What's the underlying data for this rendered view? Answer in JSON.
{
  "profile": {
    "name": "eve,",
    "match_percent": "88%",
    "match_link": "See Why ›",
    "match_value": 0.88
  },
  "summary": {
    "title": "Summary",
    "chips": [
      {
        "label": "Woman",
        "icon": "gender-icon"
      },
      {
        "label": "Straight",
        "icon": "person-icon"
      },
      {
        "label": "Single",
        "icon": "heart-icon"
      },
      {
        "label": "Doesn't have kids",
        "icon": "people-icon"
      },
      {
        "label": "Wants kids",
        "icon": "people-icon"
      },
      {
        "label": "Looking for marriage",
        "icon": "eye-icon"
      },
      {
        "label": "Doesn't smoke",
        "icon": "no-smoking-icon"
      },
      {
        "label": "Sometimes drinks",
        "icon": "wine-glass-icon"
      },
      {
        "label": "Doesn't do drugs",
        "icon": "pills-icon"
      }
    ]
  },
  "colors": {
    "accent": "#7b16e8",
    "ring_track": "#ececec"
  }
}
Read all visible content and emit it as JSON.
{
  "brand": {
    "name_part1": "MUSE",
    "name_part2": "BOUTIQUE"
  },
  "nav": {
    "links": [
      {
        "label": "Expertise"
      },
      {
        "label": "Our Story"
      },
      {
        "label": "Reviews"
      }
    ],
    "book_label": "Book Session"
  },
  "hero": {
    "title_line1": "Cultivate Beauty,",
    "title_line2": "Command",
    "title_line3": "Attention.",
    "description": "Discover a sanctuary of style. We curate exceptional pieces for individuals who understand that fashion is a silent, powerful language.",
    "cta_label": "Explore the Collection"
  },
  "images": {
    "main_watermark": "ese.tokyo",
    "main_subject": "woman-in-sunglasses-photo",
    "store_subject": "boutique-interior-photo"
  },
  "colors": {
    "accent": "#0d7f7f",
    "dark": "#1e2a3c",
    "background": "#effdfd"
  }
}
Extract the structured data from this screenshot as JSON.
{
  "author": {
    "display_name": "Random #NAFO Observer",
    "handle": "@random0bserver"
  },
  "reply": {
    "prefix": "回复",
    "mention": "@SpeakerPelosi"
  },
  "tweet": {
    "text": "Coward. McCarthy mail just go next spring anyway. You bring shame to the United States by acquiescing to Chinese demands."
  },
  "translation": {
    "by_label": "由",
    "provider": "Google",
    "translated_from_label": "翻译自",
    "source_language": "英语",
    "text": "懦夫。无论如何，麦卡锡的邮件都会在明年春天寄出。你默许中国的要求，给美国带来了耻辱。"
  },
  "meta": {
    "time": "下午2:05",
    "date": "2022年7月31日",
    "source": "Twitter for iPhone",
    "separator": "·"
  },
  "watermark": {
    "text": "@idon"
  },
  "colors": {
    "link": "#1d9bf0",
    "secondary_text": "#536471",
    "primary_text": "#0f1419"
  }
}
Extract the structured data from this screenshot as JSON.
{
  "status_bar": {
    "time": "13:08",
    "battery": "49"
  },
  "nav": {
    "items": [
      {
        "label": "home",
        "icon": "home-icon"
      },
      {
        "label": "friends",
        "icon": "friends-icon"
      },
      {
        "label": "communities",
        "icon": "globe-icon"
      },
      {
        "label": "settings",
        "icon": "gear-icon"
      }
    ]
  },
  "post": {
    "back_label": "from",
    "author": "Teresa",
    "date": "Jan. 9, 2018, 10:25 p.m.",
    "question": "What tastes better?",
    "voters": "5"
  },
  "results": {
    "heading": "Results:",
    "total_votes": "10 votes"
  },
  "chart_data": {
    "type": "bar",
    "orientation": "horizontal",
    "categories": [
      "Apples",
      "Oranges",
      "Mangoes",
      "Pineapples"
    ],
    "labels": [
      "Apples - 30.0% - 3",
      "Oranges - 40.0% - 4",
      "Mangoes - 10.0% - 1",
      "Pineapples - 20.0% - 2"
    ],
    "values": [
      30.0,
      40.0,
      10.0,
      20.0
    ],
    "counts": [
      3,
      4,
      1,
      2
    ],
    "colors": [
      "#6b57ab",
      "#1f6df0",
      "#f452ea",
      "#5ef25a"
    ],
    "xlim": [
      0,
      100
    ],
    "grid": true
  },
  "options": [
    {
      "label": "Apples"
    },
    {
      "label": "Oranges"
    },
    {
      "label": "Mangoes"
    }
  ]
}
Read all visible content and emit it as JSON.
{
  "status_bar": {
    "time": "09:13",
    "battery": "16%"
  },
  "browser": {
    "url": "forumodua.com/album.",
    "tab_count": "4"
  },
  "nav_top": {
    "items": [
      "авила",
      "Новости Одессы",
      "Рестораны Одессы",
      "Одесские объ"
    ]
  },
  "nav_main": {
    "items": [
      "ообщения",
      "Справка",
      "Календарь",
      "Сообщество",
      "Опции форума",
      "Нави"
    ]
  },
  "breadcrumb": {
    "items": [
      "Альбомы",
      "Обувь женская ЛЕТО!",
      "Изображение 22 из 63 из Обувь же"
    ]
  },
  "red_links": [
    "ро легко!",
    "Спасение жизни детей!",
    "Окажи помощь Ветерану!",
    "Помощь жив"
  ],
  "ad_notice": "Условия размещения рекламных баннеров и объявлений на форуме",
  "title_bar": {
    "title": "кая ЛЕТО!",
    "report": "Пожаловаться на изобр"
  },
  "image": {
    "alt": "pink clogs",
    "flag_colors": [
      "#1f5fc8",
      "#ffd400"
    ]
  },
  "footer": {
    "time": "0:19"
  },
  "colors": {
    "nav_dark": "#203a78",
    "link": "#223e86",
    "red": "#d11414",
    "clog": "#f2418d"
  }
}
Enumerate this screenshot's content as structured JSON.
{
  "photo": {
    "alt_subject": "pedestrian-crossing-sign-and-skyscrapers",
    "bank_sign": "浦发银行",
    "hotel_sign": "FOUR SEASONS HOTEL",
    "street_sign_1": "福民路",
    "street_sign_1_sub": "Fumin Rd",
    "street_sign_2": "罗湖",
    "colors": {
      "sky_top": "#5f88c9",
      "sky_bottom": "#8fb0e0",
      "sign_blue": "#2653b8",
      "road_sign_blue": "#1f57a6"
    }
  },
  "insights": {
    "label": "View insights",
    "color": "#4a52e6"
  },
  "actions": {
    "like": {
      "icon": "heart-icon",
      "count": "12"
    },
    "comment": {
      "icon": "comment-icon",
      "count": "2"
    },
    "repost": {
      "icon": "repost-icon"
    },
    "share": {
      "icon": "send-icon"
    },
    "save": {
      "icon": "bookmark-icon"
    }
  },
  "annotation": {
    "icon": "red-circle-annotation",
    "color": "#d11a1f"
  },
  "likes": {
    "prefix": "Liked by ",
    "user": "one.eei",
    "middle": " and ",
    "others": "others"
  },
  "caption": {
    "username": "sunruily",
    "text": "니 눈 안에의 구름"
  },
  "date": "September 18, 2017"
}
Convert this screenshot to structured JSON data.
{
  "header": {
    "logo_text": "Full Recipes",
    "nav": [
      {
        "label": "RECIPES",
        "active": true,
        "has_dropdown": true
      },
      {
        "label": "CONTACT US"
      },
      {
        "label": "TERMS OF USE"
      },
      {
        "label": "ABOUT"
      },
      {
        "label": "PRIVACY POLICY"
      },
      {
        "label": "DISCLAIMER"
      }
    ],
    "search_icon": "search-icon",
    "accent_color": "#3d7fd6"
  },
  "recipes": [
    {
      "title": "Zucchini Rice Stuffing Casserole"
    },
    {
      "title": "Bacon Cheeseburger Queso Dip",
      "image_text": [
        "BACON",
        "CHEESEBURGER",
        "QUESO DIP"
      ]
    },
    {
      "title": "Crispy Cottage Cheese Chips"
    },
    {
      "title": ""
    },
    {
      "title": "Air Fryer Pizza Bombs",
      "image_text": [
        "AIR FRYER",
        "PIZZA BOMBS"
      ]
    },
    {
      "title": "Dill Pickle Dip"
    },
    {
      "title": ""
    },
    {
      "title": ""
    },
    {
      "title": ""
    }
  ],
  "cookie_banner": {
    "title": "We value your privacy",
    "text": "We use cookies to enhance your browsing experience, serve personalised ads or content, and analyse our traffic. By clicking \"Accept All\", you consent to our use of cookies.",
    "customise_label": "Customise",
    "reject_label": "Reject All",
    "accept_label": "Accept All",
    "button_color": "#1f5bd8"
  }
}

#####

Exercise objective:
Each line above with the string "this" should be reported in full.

Completed exercise:
What's the underlying data for this rendered view? Answer in JSON.
Extract the structured data from this screenshot as JSON.
Extract the structured data from this screenshot as JSON.
Enumerate this screenshot's content as structured JSON.
Convert this screenshot to structured JSON data.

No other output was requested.